Sleek. Speeding. Stunning. Since their conception in 1999, B&M Hyper coasters have been famous for their glass-smooth elements, plunging drops, and plentiful airtime. But just how much do you know about these steel giants? It's time to test your knowledge.
In our recent series about the history of roller coasters, we looked at six key rides that launched the amusement industry into a new era. From the Matterhorn Bobsleds revolutionizing the steel coaster to Magnum XL-200 starting the "Roller Coaster Wars," the industry has been constantly changing as new and better roller coasters are introduced. Over the past decade, it's become clear that we've reached the end of the Roller Coaster Wars. Kingda Ka has stood as the world's tallest roller coaster since 2006, and with forces as high as they are on Formula Rossa, it seems unlikely that any ride will break 150 miles per hour. With the race of the record-breaking steel coaster drawing to a close, what trends can we expect from the amusement industry going forward?

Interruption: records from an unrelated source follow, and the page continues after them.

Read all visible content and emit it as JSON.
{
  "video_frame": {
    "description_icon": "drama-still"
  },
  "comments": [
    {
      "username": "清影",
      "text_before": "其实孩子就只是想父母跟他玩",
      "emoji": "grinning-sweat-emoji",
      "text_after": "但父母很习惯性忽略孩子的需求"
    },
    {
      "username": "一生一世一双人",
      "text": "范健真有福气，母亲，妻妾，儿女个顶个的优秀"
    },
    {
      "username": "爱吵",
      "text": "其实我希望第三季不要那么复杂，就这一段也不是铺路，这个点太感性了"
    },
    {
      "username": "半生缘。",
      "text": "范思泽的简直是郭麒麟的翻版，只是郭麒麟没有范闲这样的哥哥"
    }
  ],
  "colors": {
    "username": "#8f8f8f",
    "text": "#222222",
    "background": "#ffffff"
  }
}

For our final edition of Flashback Friday, we'll look at how the implementation of a high-speed launch enabled roller coasters to reach unprecedented speeds. One of the first rides to break 100 miles per hour, Superman: Escape from Krypton, opened at Six Flags Magic Mountain as the world's tallest and fastest roller coaster.